• [Exercise details] Go over the material below and report every line that contains the word "bottom".

• [Provided records]

>>>

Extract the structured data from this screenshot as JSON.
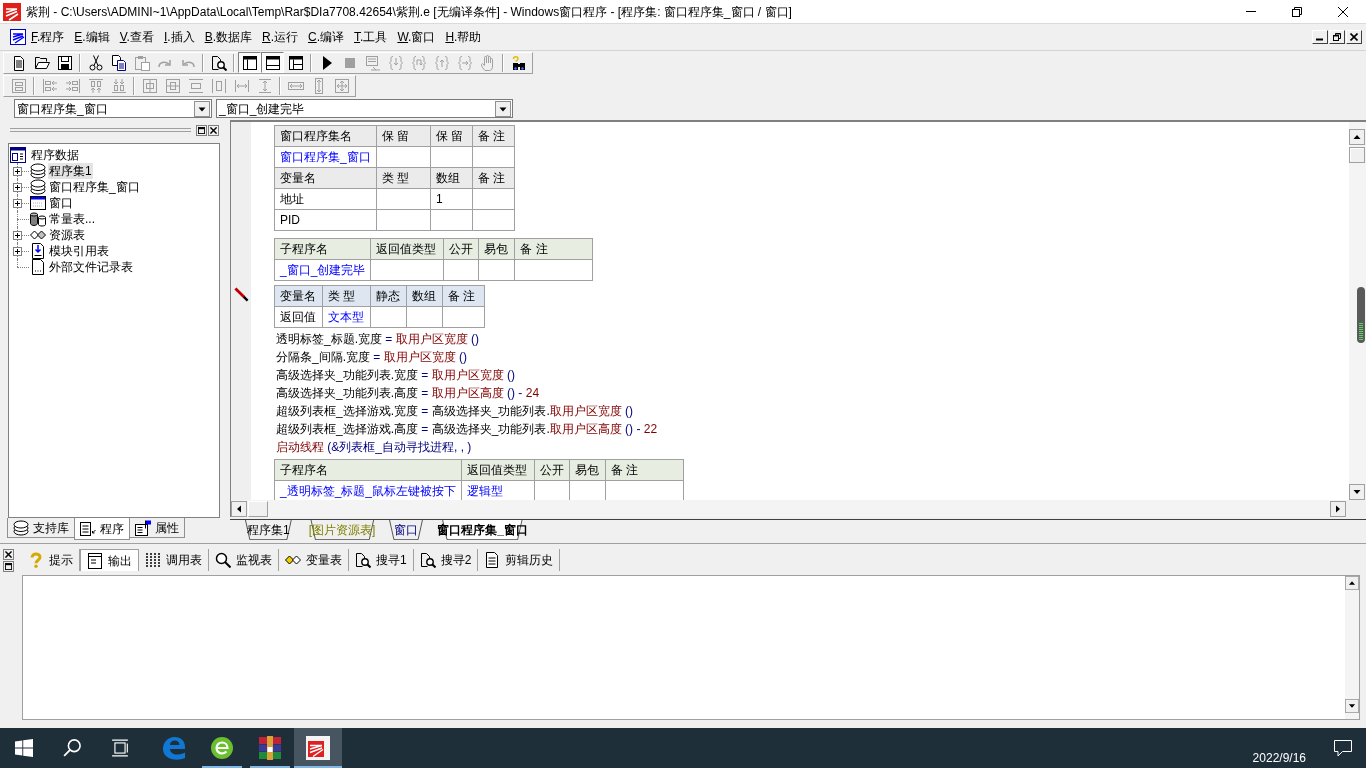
{
  "window": {
    "title": "紫荆 - C:\\Users\\ADMINI~1\\AppData\\Local\\Temp\\Rar$DIa7708.42654\\紫荆.e [无编译条件] - Windows窗口程序 - [程序集: 窗口程序集_窗口 / 窗口]"
  },
  "menu": [
    "F.程序",
    "E.编辑",
    "V.查看",
    "I.插入",
    "B.数据库",
    "R.运行",
    "C.编译",
    "T.工具",
    "W.窗口",
    "H.帮助"
  ],
  "toolbars": [
    {
      "groups": [
        [
          {
            "kind": "new",
            "disabled": false,
            "pressed": false
          },
          {
            "kind": "open",
            "disabled": false,
            "pressed": false
          },
          {
            "kind": "save",
            "disabled": false,
            "pressed": false
          }
        ],
        [
          {
            "kind": "cut",
            "disabled": false,
            "pressed": false
          },
          {
            "kind": "copy",
            "disabled": false,
            "pressed": false
          },
          {
            "kind": "paste",
            "disabled": true,
            "pressed": false
          },
          {
            "kind": "redo",
            "disabled": true,
            "pressed": false
          },
          {
            "kind": "undo",
            "disabled": true,
            "pressed": false
          }
        ],
        [
          {
            "kind": "find",
            "disabled": false,
            "pressed": false
          }
        ],
        [
          {
            "kind": "layout-left",
            "disabled": false,
            "pressed": true
          },
          {
            "kind": "layout-bottom",
            "disabled": false,
            "pressed": true
          },
          {
            "kind": "layout-grid",
            "disabled": false,
            "pressed": false
          }
        ],
        [
          {
            "kind": "run",
            "disabled": false,
            "pressed": false
          },
          {
            "kind": "stop",
            "disabled": true,
            "pressed": false
          },
          {
            "kind": "debug-window",
            "disabled": true,
            "pressed": false
          },
          {
            "kind": "step-into",
            "disabled": true,
            "pressed": false
          },
          {
            "kind": "step-over",
            "disabled": true,
            "pressed": false
          },
          {
            "kind": "step-out",
            "disabled": true,
            "pressed": false
          },
          {
            "kind": "run-to",
            "disabled": true,
            "pressed": false
          },
          {
            "kind": "hand",
            "disabled": true,
            "pressed": false
          }
        ],
        [
          {
            "kind": "help-search",
            "disabled": false,
            "pressed": false
          }
        ]
      ]
    },
    {
      "groups": [
        [
          {
            "kind": "form",
            "disabled": true,
            "pressed": false
          }
        ],
        [
          {
            "kind": "align-left",
            "disabled": true,
            "pressed": false
          },
          {
            "kind": "align-right",
            "disabled": true,
            "pressed": false
          },
          {
            "kind": "align-top",
            "disabled": true,
            "pressed": false
          },
          {
            "kind": "align-bottom",
            "disabled": true,
            "pressed": false
          }
        ],
        [
          {
            "kind": "center-horizontal",
            "disabled": true,
            "pressed": false
          },
          {
            "kind": "center-vertical",
            "disabled": true,
            "pressed": false
          },
          {
            "kind": "space-vertical",
            "disabled": true,
            "pressed": false
          },
          {
            "kind": "space-horizontal",
            "disabled": true,
            "pressed": false
          },
          {
            "kind": "spread-horizontal",
            "disabled": true,
            "pressed": false
          },
          {
            "kind": "spread-vertical",
            "disabled": true,
            "pressed": false
          }
        ],
        [
          {
            "kind": "same-width",
            "disabled": true,
            "pressed": false
          },
          {
            "kind": "same-height",
            "disabled": true,
            "pressed": false
          },
          {
            "kind": "same-size",
            "disabled": true,
            "pressed": false
          }
        ]
      ]
    }
  ],
  "selectors": [
    {
      "value": "窗口程序集_窗口"
    },
    {
      "value": "_窗口_创建完毕"
    }
  ],
  "project_panel": {
    "tree": {
      "label": "程序数据",
      "kind": "root",
      "selected": false,
      "children": [
        {
          "label": "程序集1",
          "kind": "assembly",
          "selected": true,
          "collapsed": true
        },
        {
          "label": "窗口程序集_窗口",
          "kind": "assembly",
          "selected": false,
          "collapsed": true
        },
        {
          "label": "窗口",
          "kind": "window",
          "selected": false,
          "collapsed": true
        },
        {
          "label": "常量表...",
          "kind": "constants",
          "selected": false,
          "collapsed": false
        },
        {
          "label": "资源表",
          "kind": "resources",
          "selected": false,
          "collapsed": true
        },
        {
          "label": "模块引用表",
          "kind": "modules",
          "selected": false,
          "collapsed": true
        },
        {
          "label": "外部文件记录表",
          "kind": "file",
          "selected": false,
          "collapsed": false
        }
      ]
    },
    "tabs": [
      {
        "label": "支持库",
        "kind": "library",
        "selected": false
      },
      {
        "label": "程序",
        "kind": "program",
        "selected": true
      },
      {
        "label": "属性",
        "kind": "properties",
        "selected": false
      }
    ]
  },
  "editor": {
    "blocks": [
      {
        "kind": "assembly-table",
        "current": false,
        "rows": [
          {
            "header": true,
            "cells": [
              "窗口程序集名",
              "保 留",
              "保 留",
              "备 注"
            ]
          },
          {
            "header": false,
            "cells": [
              {
                "text": "窗口程序集_窗口",
                "link": true
              },
              null,
              null,
              null
            ]
          },
          {
            "header": true,
            "cells": [
              "变量名",
              "类 型",
              "数组",
              "备 注"
            ]
          },
          {
            "header": false,
            "cells": [
              {
                "text": "地址",
                "link": false
              },
              null,
              {
                "text": "1",
                "link": false
              },
              null
            ]
          },
          {
            "header": false,
            "cells": [
              {
                "text": "PID",
                "link": false
              },
              null,
              null,
              null
            ]
          }
        ]
      },
      {
        "kind": "subroutine-table",
        "current": false,
        "rows": [
          {
            "header": true,
            "cells": [
              "子程序名",
              "返回值类型",
              "公开",
              "易包",
              "备 注"
            ]
          },
          {
            "header": false,
            "cells": [
              {
                "text": "_窗口_创建完毕",
                "link": true
              },
              null,
              null,
              null,
              null
            ]
          }
        ]
      },
      {
        "kind": "locals-table",
        "current": true,
        "rows": [
          {
            "header": true,
            "cells": [
              "变量名",
              "类 型",
              "静态",
              "数组",
              "备 注"
            ]
          },
          {
            "header": false,
            "cells": [
              {
                "text": "返回值",
                "link": false
              },
              {
                "text": "文本型",
                "link": true
              },
              null,
              null,
              null
            ]
          }
        ]
      },
      {
        "kind": "code",
        "current": false,
        "lines": [
          {
            "tokens": [
              {
                "text": "透明标签_标题.宽度",
                "kind": "plain"
              },
              {
                "text": " = ",
                "kind": "operator"
              },
              {
                "text": "取用户区宽度",
                "kind": "call"
              },
              {
                "text": " ()",
                "kind": "operator"
              }
            ]
          },
          {
            "tokens": [
              {
                "text": "分隔条_间隔.宽度",
                "kind": "plain"
              },
              {
                "text": " = ",
                "kind": "operator"
              },
              {
                "text": "取用户区宽度",
                "kind": "call"
              },
              {
                "text": " ()",
                "kind": "operator"
              }
            ]
          },
          {
            "tokens": [
              {
                "text": "高级选择夹_功能列表.宽度",
                "kind": "plain"
              },
              {
                "text": " = ",
                "kind": "operator"
              },
              {
                "text": "取用户区宽度",
                "kind": "call"
              },
              {
                "text": " ()",
                "kind": "operator"
              }
            ]
          },
          {
            "tokens": [
              {
                "text": "高级选择夹_功能列表.高度",
                "kind": "plain"
              },
              {
                "text": " = ",
                "kind": "operator"
              },
              {
                "text": "取用户区高度",
                "kind": "call"
              },
              {
                "text": " () - ",
                "kind": "operator"
              },
              {
                "text": "24",
                "kind": "number"
              }
            ]
          },
          {
            "tokens": [
              {
                "text": "超级列表框_选择游戏.宽度",
                "kind": "plain"
              },
              {
                "text": " = ",
                "kind": "operator"
              },
              {
                "text": "高级选择夹_功能列表.",
                "kind": "plain"
              },
              {
                "text": "取用户区宽度",
                "kind": "call"
              },
              {
                "text": " ()",
                "kind": "operator"
              }
            ]
          },
          {
            "tokens": [
              {
                "text": "超级列表框_选择游戏.高度",
                "kind": "plain"
              },
              {
                "text": " = ",
                "kind": "operator"
              },
              {
                "text": "高级选择夹_功能列表.",
                "kind": "plain"
              },
              {
                "text": "取用户区高度",
                "kind": "call"
              },
              {
                "text": " () - ",
                "kind": "operator"
              },
              {
                "text": "22",
                "kind": "number"
              }
            ]
          },
          {
            "tokens": [
              {
                "text": "启动线程",
                "kind": "call"
              },
              {
                "text": " (&列表框_自动寻找进程, , )",
                "kind": "operator"
              }
            ]
          }
        ]
      },
      {
        "kind": "subroutine-table",
        "current": false,
        "rows": [
          {
            "header": true,
            "cells": [
              "子程序名",
              "返回值类型",
              "公开",
              "易包",
              "备 注"
            ]
          },
          {
            "header": false,
            "cells": [
              {
                "text": "_透明标签_标题_鼠标左键被按下",
                "link": true
              },
              {
                "text": "逻辑型",
                "link": true
              },
              null,
              null,
              null
            ]
          }
        ]
      }
    ],
    "tabs": [
      {
        "label": "程序集1",
        "kind": "assembly",
        "selected": false
      },
      {
        "label": "[图片资源表]",
        "kind": "resource",
        "selected": false
      },
      {
        "label": "窗口",
        "kind": "window",
        "selected": false
      },
      {
        "label": "窗口程序集_窗口",
        "kind": "assembly",
        "selected": true
      }
    ]
  },
  "output_panel": {
    "tabs": [
      {
        "label": "提示",
        "kind": "hint",
        "selected": false
      },
      {
        "label": "输出",
        "kind": "output",
        "selected": true
      },
      {
        "label": "调用表",
        "kind": "calls",
        "selected": false
      },
      {
        "label": "监视表",
        "kind": "watch",
        "selected": false
      },
      {
        "label": "变量表",
        "kind": "variables",
        "selected": false
      },
      {
        "label": "搜寻1",
        "kind": "search",
        "selected": false
      },
      {
        "label": "搜寻2",
        "kind": "search",
        "selected": false
      },
      {
        "label": "剪辑历史",
        "kind": "clipboard",
        "selected": false
      }
    ]
  },
  "taskbar": {
    "apps": [
      {
        "kind": "edge",
        "running": false,
        "active": false
      },
      {
        "kind": "green-browser",
        "running": true,
        "active": false
      },
      {
        "kind": "archiver",
        "running": true,
        "active": false
      },
      {
        "kind": "ide",
        "running": true,
        "active": true
      }
    ],
    "date": "2022/9/16"
  }
}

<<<

• [Worked solution]
            "kind": "layout-bottom",
            "kind": "align-bottom",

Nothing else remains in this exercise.